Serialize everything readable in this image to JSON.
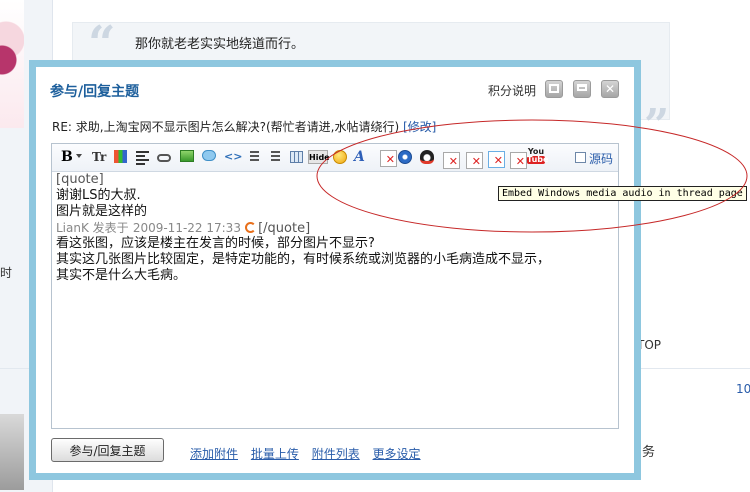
{
  "background": {
    "quote_line1": "那你就老老实实地绕道而行。",
    "sidebar_fragment": "时",
    "top_label": "TOP",
    "count_fragment": "10",
    "service_fragment": "务"
  },
  "modal": {
    "title": "参与/回复主题",
    "help_label": "积分说明",
    "subject_text": "RE: 求助,上淘宝网不显示图片怎么解决?(帮忙者请进,水帖请绕行)",
    "subject_edit_link": "[修改]"
  },
  "toolbar": {
    "bold_label": "B",
    "font_label": "Tr",
    "hide_label": "Hide",
    "font_style_label": "A",
    "youtube_label_top": "You",
    "youtube_label_bottom": "Tube",
    "source_label": "源码",
    "icons": [
      "bold-icon",
      "font-icon",
      "color-icon",
      "align-icon",
      "link-icon",
      "image-icon",
      "quote-icon",
      "code-icon",
      "ordered-list-icon",
      "unordered-list-icon",
      "table-icon",
      "hide-icon",
      "smiley-icon",
      "font-style-icon",
      "flash-icon",
      "compass-icon",
      "qq-icon",
      "broken-image-icon",
      "youtube-icon"
    ]
  },
  "tooltip": "Embed Windows media audio in thread page",
  "editor": {
    "lines": [
      "[quote]",
      "谢谢LS的大叔.",
      "图片就是这样的",
      "",
      "看这张图，应该是楼主在发言的时候，部分图片不显示?",
      "其实这几张图片比较固定，是特定功能的，有时候系统或浏览器的小毛病造成不显示，",
      "其实不是什么大毛病。"
    ],
    "meta_author": "LianK 发表于",
    "meta_time": "2009-11-22 17:33",
    "quote_end": "[/quote]"
  },
  "footer": {
    "submit_label": "参与/回复主题",
    "links": [
      "添加附件",
      "批量上传",
      "附件列表",
      "更多设定"
    ]
  },
  "colors": {
    "modal_border": "#8ec7df",
    "title_blue": "#1d5f9c",
    "link_blue": "#2a5daa",
    "annotation_red": "#c62828"
  }
}
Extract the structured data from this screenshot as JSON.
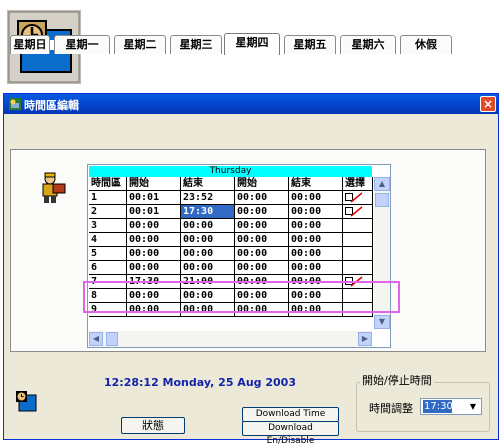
{
  "window": {
    "title": "時間區編輯",
    "close_symbol": "×"
  },
  "tabs": [
    {
      "label": "星期日",
      "active": false
    },
    {
      "label": "星期一",
      "active": false
    },
    {
      "label": "星期二",
      "active": false
    },
    {
      "label": "星期三",
      "active": false
    },
    {
      "label": "星期四",
      "active": true
    },
    {
      "label": "星期五",
      "active": false
    },
    {
      "label": "星期六",
      "active": false
    },
    {
      "label": "休假",
      "active": false
    }
  ],
  "grid": {
    "day": "Thursday",
    "headers": [
      "時間區",
      "開始",
      "結束",
      "開始",
      "結束",
      "選擇"
    ],
    "rows": [
      {
        "zone": "1",
        "start1": "00:01",
        "end1": "23:52",
        "start2": "00:00",
        "end2": "00:00",
        "selected": true
      },
      {
        "zone": "2",
        "start1": "00:01",
        "end1": "17:30",
        "start2": "00:00",
        "end2": "00:00",
        "selected": true
      },
      {
        "zone": "3",
        "start1": "00:00",
        "end1": "00:00",
        "start2": "00:00",
        "end2": "00:00",
        "selected": false
      },
      {
        "zone": "4",
        "start1": "00:00",
        "end1": "00:00",
        "start2": "00:00",
        "end2": "00:00",
        "selected": false
      },
      {
        "zone": "5",
        "start1": "00:00",
        "end1": "00:00",
        "start2": "00:00",
        "end2": "00:00",
        "selected": false
      },
      {
        "zone": "6",
        "start1": "00:00",
        "end1": "00:00",
        "start2": "00:00",
        "end2": "00:00",
        "selected": false
      },
      {
        "zone": "7",
        "start1": "17:30",
        "end1": "21:00",
        "start2": "00:00",
        "end2": "00:00",
        "selected": true
      },
      {
        "zone": "8",
        "start1": "00:00",
        "end1": "00:00",
        "start2": "00:00",
        "end2": "00:00",
        "selected": false
      },
      {
        "zone": "9",
        "start1": "00:00",
        "end1": "00:00",
        "start2": "00:00",
        "end2": "00:00",
        "selected": false
      }
    ]
  },
  "bottom": {
    "datetime": "12:28:12 Monday, 25 Aug 2003",
    "status_button": "狀態",
    "download_timezone": "Download Time Zone",
    "download_endisable": "Download En/Disable",
    "group_title": "開始/停止時間",
    "adjust_label": "時間調整",
    "adjust_value": "17:30"
  },
  "colors": {
    "title_bar": "#0348d0",
    "accent_cyan": "#00ffff",
    "selection": "#316ac5",
    "highlight_box": "#e264e8",
    "datetime_text": "#1424a8"
  }
}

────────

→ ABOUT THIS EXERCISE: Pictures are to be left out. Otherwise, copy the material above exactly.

→ TASK SOLUTION:
Serialize everything readable in this image to JSON.
{
  "background": {
    "quote_line1": "那你就老老实实地绕道而行。",
    "sidebar_fragment": "时",
    "top_label": "TOP",
    "count_fragment": "10",
    "service_fragment": "务"
  },
  "modal": {
    "title": "参与/回复主题",
    "help_label": "积分说明",
    "subject_text": "RE: 求助,上淘宝网不显示图片怎么解决?(帮忙者请进,水帖请绕行)",
    "subject_edit_link": "[修改]"
  },
  "toolbar": {
    "bold_label": "B",
    "font_label": "Tr",
    "hide_label": "Hide",
    "font_style_label": "A",
    "youtube_label_top": "You",
    "youtube_label_bottom": "Tube",
    "source_label": "源码",
    "icons": [
      "bold-icon",
      "font-icon",
      "color-icon",
      "align-icon",
      "link-icon",
      "image-icon",
      "quote-icon",
      "code-icon",
      "ordered-list-icon",
      "unordered-list-icon",
      "table-icon",
      "hide-icon",
      "smiley-icon",
      "font-style-icon",
      "flash-icon",
      "compass-icon",
      "qq-icon",
      "broken-image-icon",
      "youtube-icon"
    ]
  },
  "tooltip": "Embed Windows media audio in thread page",
  "editor": {
    "lines": [
      "[quote]",
      "谢谢LS的大叔.",
      "图片就是这样的",
      "",
      "看这张图，应该是楼主在发言的时候，部分图片不显示?",
      "其实这几张图片比较固定，是特定功能的，有时候系统或浏览器的小毛病造成不显示，",
      "其实不是什么大毛病。"
    ],
    "meta_author": "LianK 发表于",
    "meta_time": "2009-11-22 17:33",
    "quote_end": "[/quote]"
  },
  "footer": {
    "submit_label": "参与/回复主题",
    "links": [
      "添加附件",
      "批量上传",
      "附件列表",
      "更多设定"
    ]
  },
  "colors": {
    "modal_border": "#8ec7df",
    "title_blue": "#1d5f9c",
    "link_blue": "#2a5daa",
    "annotation_red": "#c62828"
  }
}
Extract the structured data from this screenshot as JSON.
{
  "window": {
    "title": "時間區編輯",
    "close_symbol": "×"
  },
  "tabs": [
    {
      "label": "星期日",
      "active": false
    },
    {
      "label": "星期一",
      "active": false
    },
    {
      "label": "星期二",
      "active": false
    },
    {
      "label": "星期三",
      "active": false
    },
    {
      "label": "星期四",
      "active": true
    },
    {
      "label": "星期五",
      "active": false
    },
    {
      "label": "星期六",
      "active": false
    },
    {
      "label": "休假",
      "active": false
    }
  ],
  "grid": {
    "day": "Thursday",
    "headers": [
      "時間區",
      "開始",
      "結束",
      "開始",
      "結束",
      "選擇"
    ],
    "rows": [
      {
        "zone": "1",
        "start1": "00:01",
        "end1": "23:52",
        "start2": "00:00",
        "end2": "00:00",
        "selected": true
      },
      {
        "zone": "2",
        "start1": "00:01",
        "end1": "17:30",
        "start2": "00:00",
        "end2": "00:00",
        "selected": true
      },
      {
        "zone": "3",
        "start1": "00:00",
        "end1": "00:00",
        "start2": "00:00",
        "end2": "00:00",
        "selected": false
      },
      {
        "zone": "4",
        "start1": "00:00",
        "end1": "00:00",
        "start2": "00:00",
        "end2": "00:00",
        "selected": false
      },
      {
        "zone": "5",
        "start1": "00:00",
        "end1": "00:00",
        "start2": "00:00",
        "end2": "00:00",
        "selected": false
      },
      {
        "zone": "6",
        "start1": "00:00",
        "end1": "00:00",
        "start2": "00:00",
        "end2": "00:00",
        "selected": false
      },
      {
        "zone": "7",
        "start1": "17:30",
        "end1": "21:00",
        "start2": "00:00",
        "end2": "00:00",
        "selected": true
      },
      {
        "zone": "8",
        "start1": "00:00",
        "end1": "00:00",
        "start2": "00:00",
        "end2": "00:00",
        "selected": false
      },
      {
        "zone": "9",
        "start1": "00:00",
        "end1": "00:00",
        "start2": "00:00",
        "end2": "00:00",
        "selected": false
      }
    ]
  },
  "bottom": {
    "datetime": "12:28:12 Monday, 25 Aug 2003",
    "status_button": "狀態",
    "download_timezone": "Download Time Zone",
    "download_endisable": "Download En/Disable",
    "group_title": "開始/停止時間",
    "adjust_label": "時間調整",
    "adjust_value": "17:30"
  },
  "colors": {
    "title_bar": "#0348d0",
    "accent_cyan": "#00ffff",
    "selection": "#316ac5",
    "highlight_box": "#e264e8",
    "datetime_text": "#1424a8"
  }
}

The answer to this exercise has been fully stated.